Branscombe is one of East Devon’s most picturesque villages and claims to be England’s longest village. It is situated at the foot of two branching valleys. Narrow roads lead down a steep sided valley to Branscombe Mouth, which forms part of the Jurassic Coast. There is also a footpath across the fields. At this shingle beach is a car park and thatched café. This is an ideal place to relax.
A short walk along the beach, is the Hooken Landslip, (also called the Undercliff) a spectacular area of cliff collapse which occurred in 1789/1790. There are good walks east to Beer, either over the top of the cliffs overlooking Lyme Bay, or along the beach and then ascending the cliffs from the Undercliff.
The village, which only has approximately five hundred residents, has a Post Office, a school and two excellent pubs – the fourteenth century Masons Arms Hotel and The Fountain Head. Saint Winifred’s Church, in the upper part of the village, was built between 1133 and 1160. This Norman structure has commanding views to the coast. Just along from the church, are rows of thatched cottages, which are bedecked with flowers in the summer.

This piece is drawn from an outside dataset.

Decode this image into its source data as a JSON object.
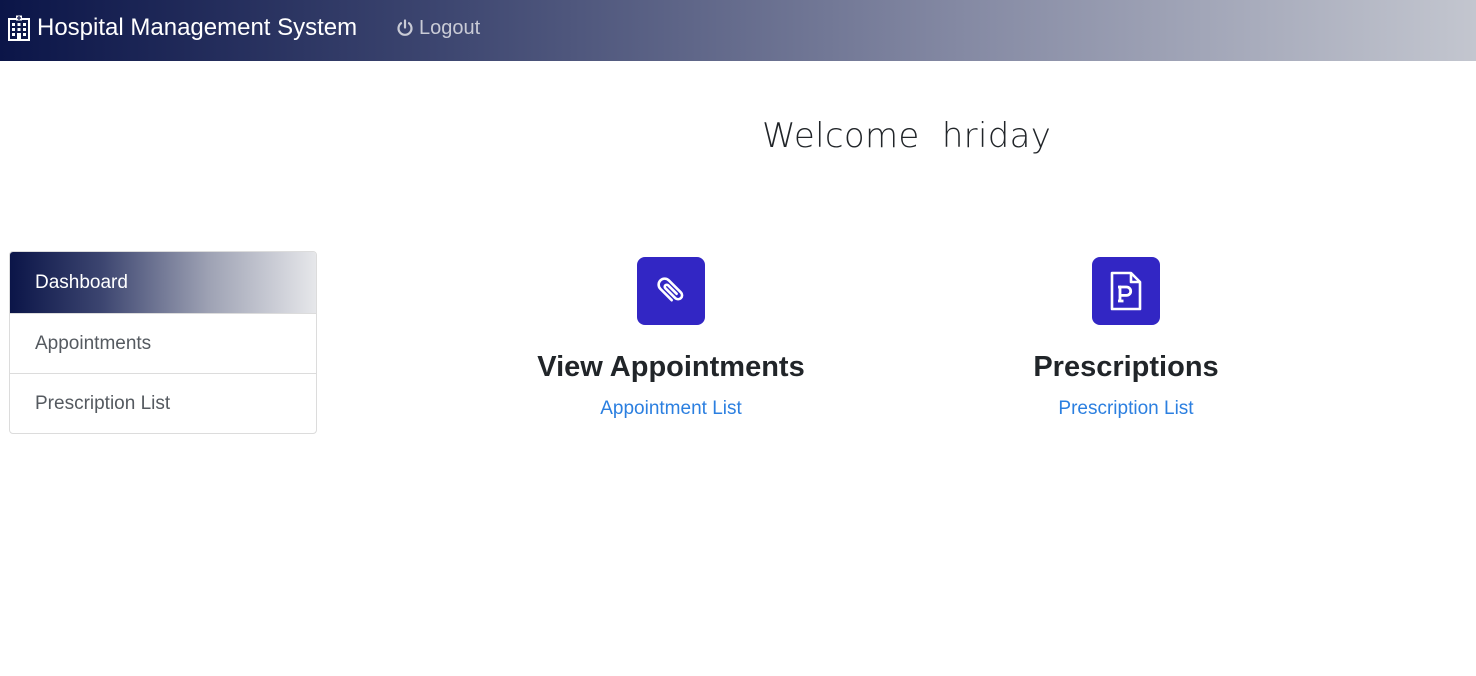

The National Trust, as well as preserving the beach and the cliffs, owns The Old Bakery, which serves excellent lunches and teas and the water-powered Manor Mill and thatched forge – a lovely two hundred year old settlement containing a working forge. Branscombe was a well kept secret until 20th January 2007, when the MSC Napoli was forced to beach at Branscombe, after being structurally damaged in a storm. It was not thought that the Napoli, a container ship, could reach Portland before sinking. Beaching allowed the salvage of the Napoli’s 2,394 containers. News spread rapidly and Branscombe was soon inundated by “scavengers” from all over the United Kingdom, who seized the opportunity to plunder such items as, BMW motorbikes and cat food from the wreck. Fortunately, there is no sign that the wreck took place at Branscombe, apart from Napoli’s anchor, which was presented to the people of Branscombe by the ship owners.